At first glance, all the streets in Amsterdam look alike, just rows upon rows of narrow houses. A closer look reveals architectural elements dating from different epochs. Medieval houses were constructed with timber and clay, but as locals wised up to the dangers of fire, they began to build with brick. The only remaining elements of medieval construction are the timber facades of Begijnhof 34 and Zeedijk 1. The Herengracht has wider houses in the area called the Golden Curve---city officials bent the rules and let wealthy merchants build wider houses to support the construction of the canal.
Like other European artists of the period, Dutch architects drew their inspiration from the Italians during the Renaissance. Henrick de Keyser (1565-1621) left the greatest Renaissance mark on the city, designing the Zuiderkerk, the Westerkerk, the Noorderkerk, and the Bartolotti House, now the Theater Instituut Nederland. His work was characterized by rich ornamentation.
In reaction to the decadence of the Renaissance came the Classicism of the 17th-century Golden Age. Classical Dutch houses resemble Greek and Roman temples, with columns and decorative scrolls. The clean, crisp Classical austerity was exemplified by the designs of Adriaan Dortsman (1625-82), who constructed, among other buildings, the Museum van Loon on Keizersgracht. The 18th century heralded an interest in French design and architecture; complicated Rococo decorations adorned houses. Every visitor to Amsterdam has seen at least one work by 19th-century architect Pierre Cuypers (1827-1921). His Centraal Station and Rijksmuseum demonstrate a fusion of Gothic and Renaissance styles. Hendrik Petrus Berlage (1856-1934) was known as the father of modern Dutch architecture. His vision of spartan and utilitarian design frowned upon frivolous ornamentation. For Berlage and his Amsterdam School, decoration had to function to support a building and not merely cover up its supports, like in Rococo ornamentation.

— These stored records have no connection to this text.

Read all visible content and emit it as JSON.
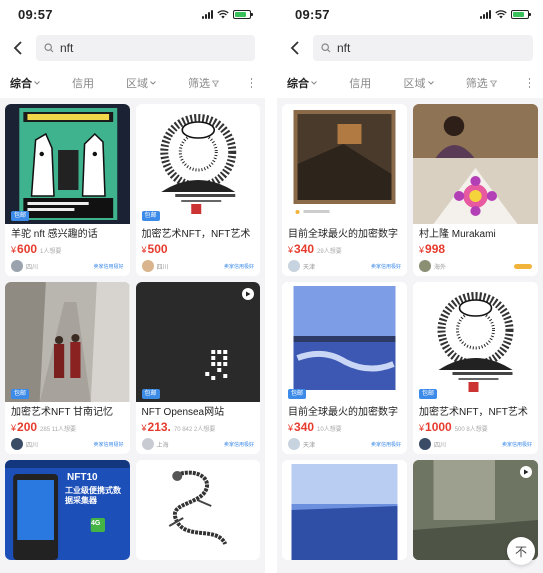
{
  "status_bar": {
    "time": "09:57"
  },
  "search": {
    "query": "nft"
  },
  "filters": [
    "综合",
    "信用",
    "区域",
    "筛选"
  ],
  "left": {
    "cards": [
      {
        "title": "羊驼 nft 感兴趣的话",
        "price": "600",
        "extra": "1人想要",
        "seller": "四川",
        "badge": "包邮",
        "chip": "卖家信用极好"
      },
      {
        "title": "加密艺术NFT，NFT艺术",
        "price": "500",
        "extra": "",
        "seller": "四川",
        "badge": "包邮",
        "chip": "卖家信用极好"
      },
      {
        "title": "加密艺术NFT 甘南记忆",
        "price": "200",
        "extra": "285 11人想要",
        "seller": "四川",
        "badge": "包邮",
        "chip": "卖家信用极好"
      },
      {
        "title": "NFT Opensea网站",
        "price": "213.",
        "extra": "70 842 2人想要",
        "seller": "上海",
        "badge": "包邮",
        "chip": "卖家信用极好"
      },
      {
        "title": "",
        "price": "",
        "extra": "",
        "seller": "",
        "badge": "",
        "chip": "",
        "poster_top": "NFT10",
        "poster_sub": "工业级便携式数据采集器",
        "poster_tag": "4G"
      },
      {
        "title": "",
        "price": "",
        "extra": "",
        "seller": "",
        "badge": "",
        "chip": ""
      }
    ]
  },
  "right": {
    "cards": [
      {
        "title": "目前全球最火的加密数字",
        "price": "340",
        "extra": "29人想要",
        "seller": "天津",
        "badge": "包邮",
        "chip": "卖家信用极好"
      },
      {
        "title": "村上隆 Murakami",
        "price": "998",
        "extra": "",
        "seller": "海外",
        "badge": "",
        "chip": ""
      },
      {
        "title": "目前全球最火的加密数字",
        "price": "340",
        "extra": "10人想要",
        "seller": "天津",
        "badge": "包邮",
        "chip": "卖家信用极好"
      },
      {
        "title": "加密艺术NFT，NFT艺术",
        "price": "1000",
        "extra": "500 8人想要",
        "seller": "四川",
        "badge": "包邮",
        "chip": "卖家信用极好"
      },
      {
        "title": "",
        "price": "",
        "extra": "",
        "seller": "",
        "badge": "",
        "chip": ""
      },
      {
        "title": "",
        "price": "",
        "extra": "",
        "seller": "",
        "badge": "",
        "chip": ""
      }
    ],
    "float_button": "不"
  },
  "colors": {
    "price": "#e63c2e",
    "badge": "#3d8be8"
  }
}
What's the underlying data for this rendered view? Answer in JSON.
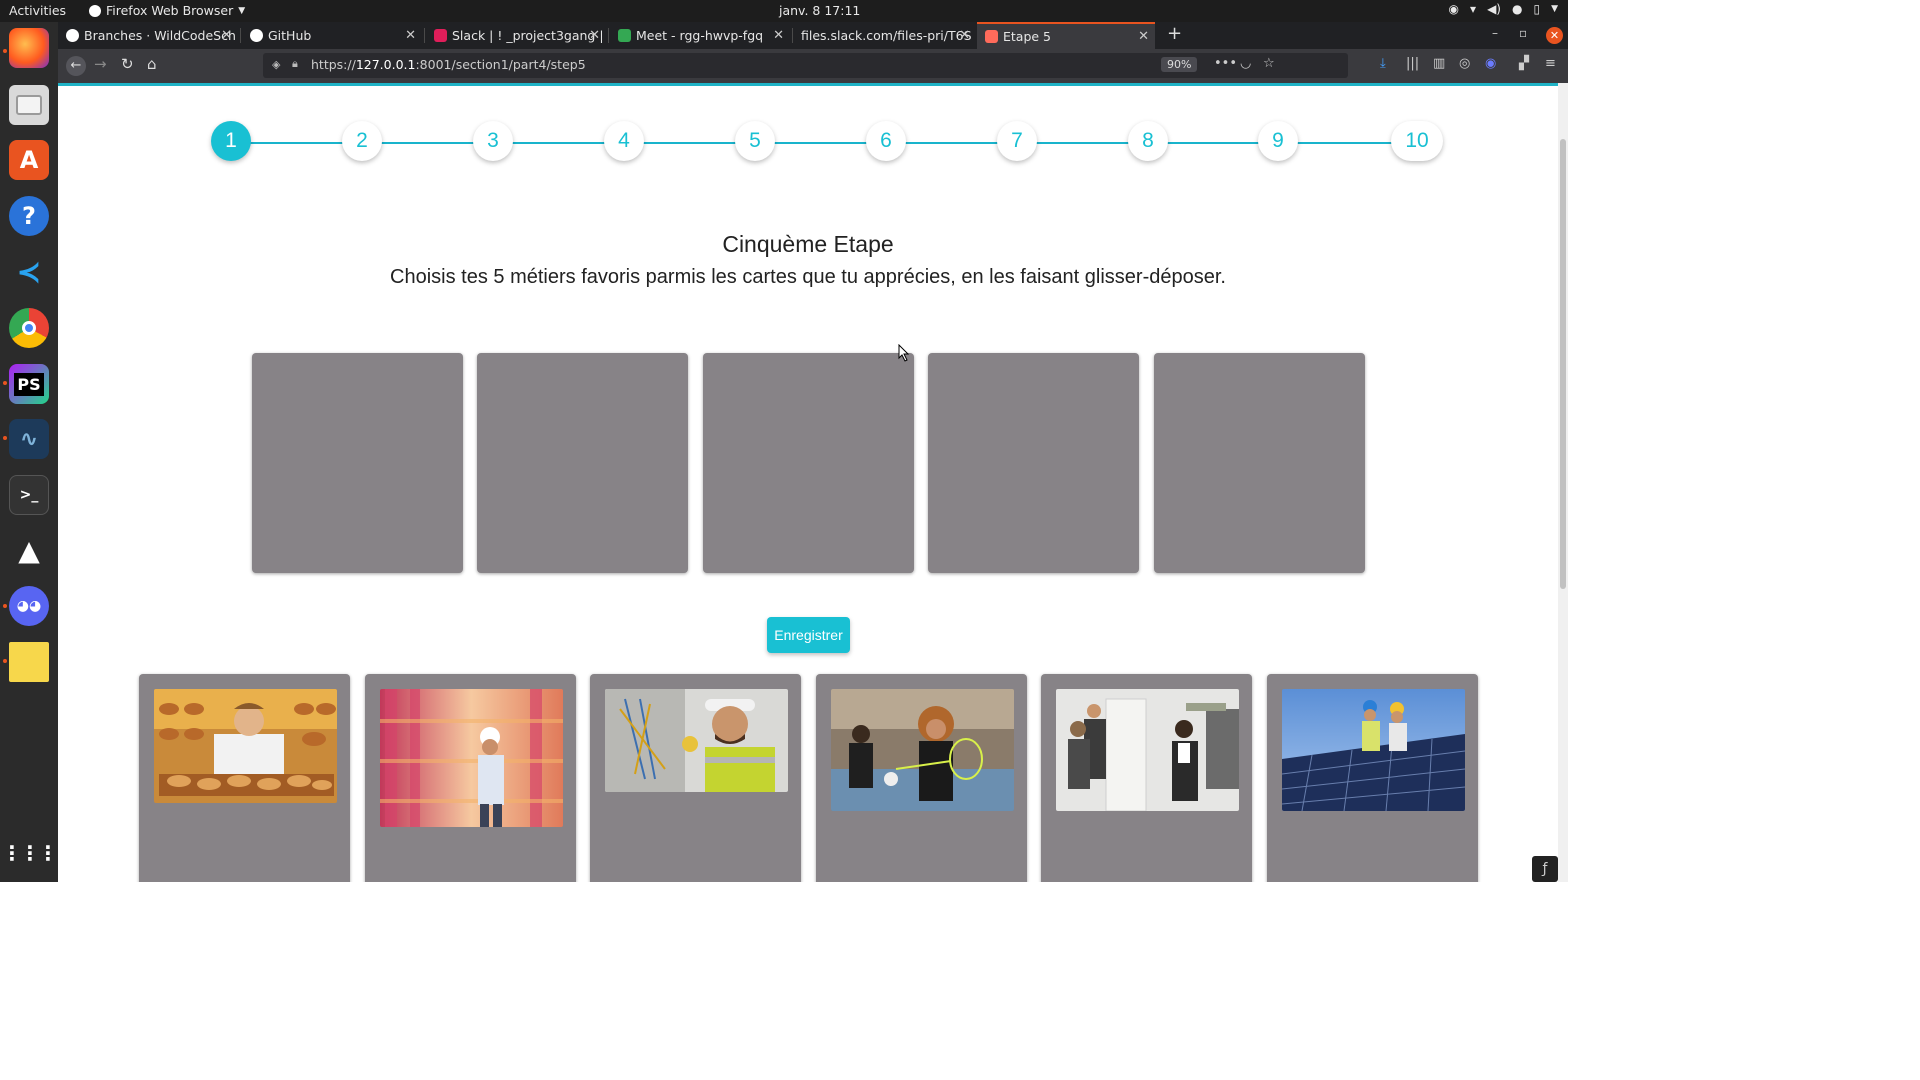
{
  "system_bar": {
    "activities": "Activities",
    "app_menu": "Firefox Web Browser",
    "clock": "janv. 8  17:11"
  },
  "tabs": [
    {
      "label": "Branches · WildCodeSch",
      "icon_color": "#ffffff"
    },
    {
      "label": "GitHub",
      "icon_color": "#ffffff"
    },
    {
      "label": "Slack | ! _project3gang | \\",
      "icon_color": "#e01e5a"
    },
    {
      "label": "Meet - rgg-hwvp-fgq",
      "icon_color": "#34a853"
    },
    {
      "label": "files.slack.com/files-pri/T6S",
      "icon_color": ""
    },
    {
      "label": "Etape 5",
      "icon_color": "#ff6b5b",
      "active": true
    }
  ],
  "nav": {
    "url_prefix": "https://",
    "url_host": "127.0.0.1",
    "url_rest": ":8001/section1/part4/step5",
    "zoom": "90%"
  },
  "stepper": {
    "steps": [
      "1",
      "2",
      "3",
      "4",
      "5",
      "6",
      "7",
      "8",
      "9",
      "10"
    ],
    "active_step": "1"
  },
  "main": {
    "title": "Cinquème Etape",
    "subtitle": "Choisis tes 5 métiers favoris parmis les cartes que tu apprécies, en les faisant glisser-déposer.",
    "save_label": "Enregistrer"
  },
  "colors": {
    "accent": "#19c0d3",
    "slot_gray": "#878387"
  },
  "cards": [
    {
      "name": "baker-card"
    },
    {
      "name": "warehouse-card"
    },
    {
      "name": "electrician-card"
    },
    {
      "name": "sports-teacher-card"
    },
    {
      "name": "real-estate-card"
    },
    {
      "name": "solar-technician-card"
    }
  ]
}
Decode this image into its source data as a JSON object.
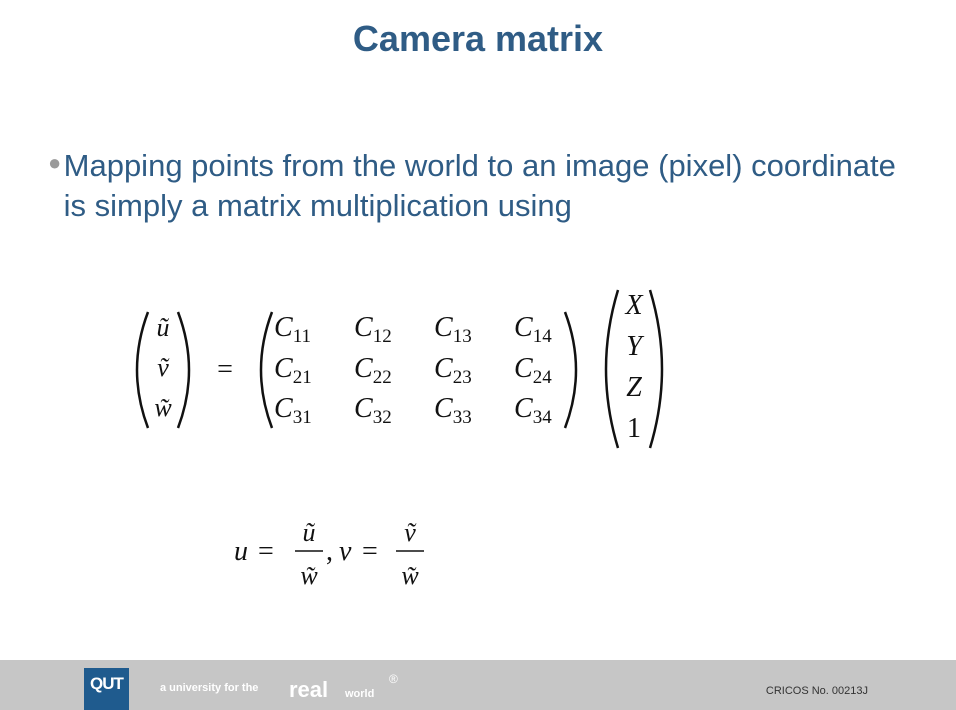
{
  "slide": {
    "title": "Camera matrix",
    "bullet": "Mapping points from the world to an image (pixel) coordinate is simply a matrix multiplication using"
  },
  "equation1": {
    "lhs": [
      "ũ",
      "ṽ",
      "w̃"
    ],
    "eq": "=",
    "c_rows": [
      [
        "C",
        "11",
        "C",
        "12",
        "C",
        "13",
        "C",
        "14"
      ],
      [
        "C",
        "21",
        "C",
        "22",
        "C",
        "23",
        "C",
        "24"
      ],
      [
        "C",
        "31",
        "C",
        "32",
        "C",
        "33",
        "C",
        "34"
      ]
    ],
    "c11": "C",
    "c11s": "11",
    "c12": "C",
    "c12s": "12",
    "c13": "C",
    "c13s": "13",
    "c14": "C",
    "c14s": "14",
    "c21": "C",
    "c21s": "21",
    "c22": "C",
    "c22s": "22",
    "c23": "C",
    "c23s": "23",
    "c24": "C",
    "c24s": "24",
    "c31": "C",
    "c31s": "31",
    "c32": "C",
    "c32s": "32",
    "c33": "C",
    "c33s": "33",
    "c34": "C",
    "c34s": "34",
    "rhs": [
      "X",
      "Y",
      "Z",
      "1"
    ]
  },
  "equation2": {
    "u": "u",
    "eq": "=",
    "u_num": "ũ",
    "u_den": "w̃",
    "comma": ",",
    "v": "v",
    "v_num": "ṽ",
    "v_den": "w̃"
  },
  "footer": {
    "logo": "QUT",
    "tagline_small1": "a university for the",
    "tagline_big": "real",
    "tagline_small2": "world",
    "registered": "®",
    "cricos": "CRICOS No. 00213J"
  },
  "colors": {
    "title": "#2f5c85",
    "bullet_text": "#2f5c85",
    "footer_bg": "#c6c6c6",
    "logo_bg": "#1f5b8e"
  }
}
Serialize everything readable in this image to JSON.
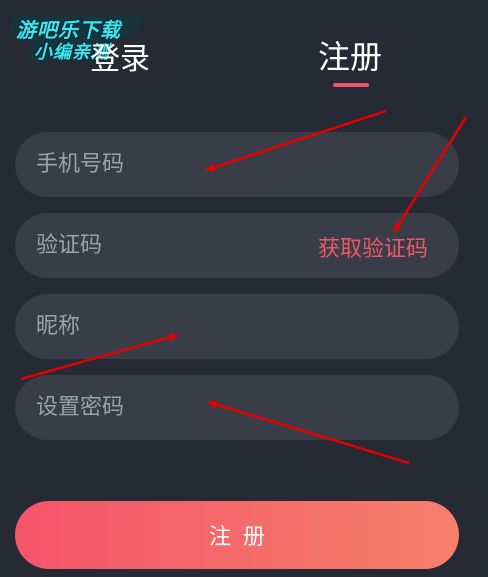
{
  "watermark": {
    "line1": "游吧乐下载",
    "line2": "小编亲测"
  },
  "tabs": {
    "login": "登录",
    "register": "注册"
  },
  "form": {
    "phone_placeholder": "手机号码",
    "code_placeholder": "验证码",
    "get_code_label": "获取验证码",
    "nickname_placeholder": "昵称",
    "password_placeholder": "设置密码"
  },
  "submit_label": "注册",
  "colors": {
    "background": "#262a35",
    "field": "#393d48",
    "accent": "#f0566a",
    "annotation_arrow": "#e60000"
  }
}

Luckily for the city of Amsterdam, members of Berlage's school still preferred some creativity in their individual works. One of the most spectacular works created by Amsterdam School members Piet Kramer (1881-1961), Johan van der May (1878-1949), and Michel de Klerk (1884-1923) is the Scheepvaarthuis (Shipping House), in which shipping companies could conduct their business. The building's design incorporates the street to resemble a ship's bow.